Hot water tanks signal to homeowners when it is time to repair or replace them. It could be less hot water than usual or leaking at the base of the tank.
When your tank tells you it is ready to retire, should you replace it with a tankless water heater?
Let's find out.
What Is a Tankless Water Heater?
Tankless water heaters are sometimes called on-demand water heaters because they provide hot water on an as-needed basis.
Traditional water heaters use a storage tank to keep water at the desired temperature and ready for use. Tankless water heaters directly heat water without the use of a storage tank and are triggered for use when a hot water tap is turned on. Water is directed from the pipe through the tankless unit, where it is heated by either electric or gas burners before flowing through to the tap.
Tankless water heaters are capable of providing between 2 to 5 gallons of water per minute. Tankless systems that use natural gas to heat the water generally produce a higher flow rate.
Benefits of a Tankless System
There are many benefits to replacing your traditional water heater with a tankless water heater.
1. They use less space.
Traditional water heaters take up valuable floor space. In comparison, tankless units are mounted to the wall and are much smaller in size. In homes with less square footage, tankless systems are ideal.
2. They produce energy savings.

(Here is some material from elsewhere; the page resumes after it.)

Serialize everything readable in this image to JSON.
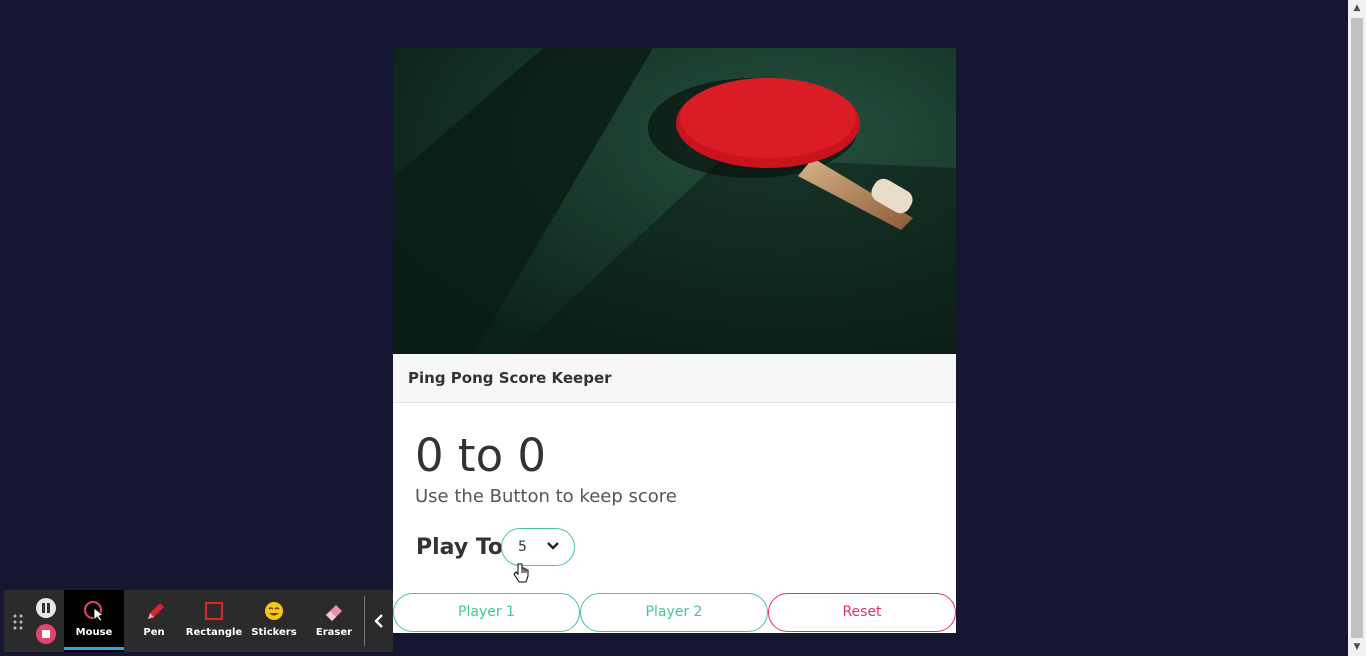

The U.S. Department of Energy estimates tankless water heaters are about 30 percent more efficient than traditional water heaters. For homes that use more water, the department says they can be 8 to 14 percent more energy-efficient.
3. They're durable.
Due to their design and the fact they do not store water, tankless water heaters are less likely to need repairs. The risk of your home being flooded by an improperly functioning tank also is eliminated when you choose a tankless system. Their average life span is twice that of traditional water heaters.
Disadvantages of a Tankless System
While there are numerous benefits to tankless systems, there also are drawbacks.
The biggest disadvantage is the cost, which ranges between $500 and $1,200 depending on whether the unit uses electric or gas heating. Plus, unlike a traditional water heater, tankless heaters are more expensive to install and can involve modifications to plumbing to make them work. Installation costs vary, but can range between $1,500 and $2,000.
Other disadvantages include:
- Limitations on water flow for simultaneous uses. If someone is taking a shower while the washer is operational, there may not be adequate hot water for both. Multiple tankless units may need to be installed in larger households.
- No hot water during power outages. Tankless systems cannot produce hot water during a power outage since they do not have a backup hot water source like a traditional water heater.
- Damage from hard water is likely. Tankless water heaters can fail from repeated exposure to hard water. To prevent damage, units should be drained monthly and filters replaced.
Call Us for Your Water Heater Needs
Need more help deciding whether to choose a traditional or tankless water heater? We are here to answer all of your plumbing questions. Our certified plumbers can help you decide on the best water heater to meet your needs, or if you need an expert hand on tankless water heater repair. Book an appointment with us online or give us a call at 951-750-0086.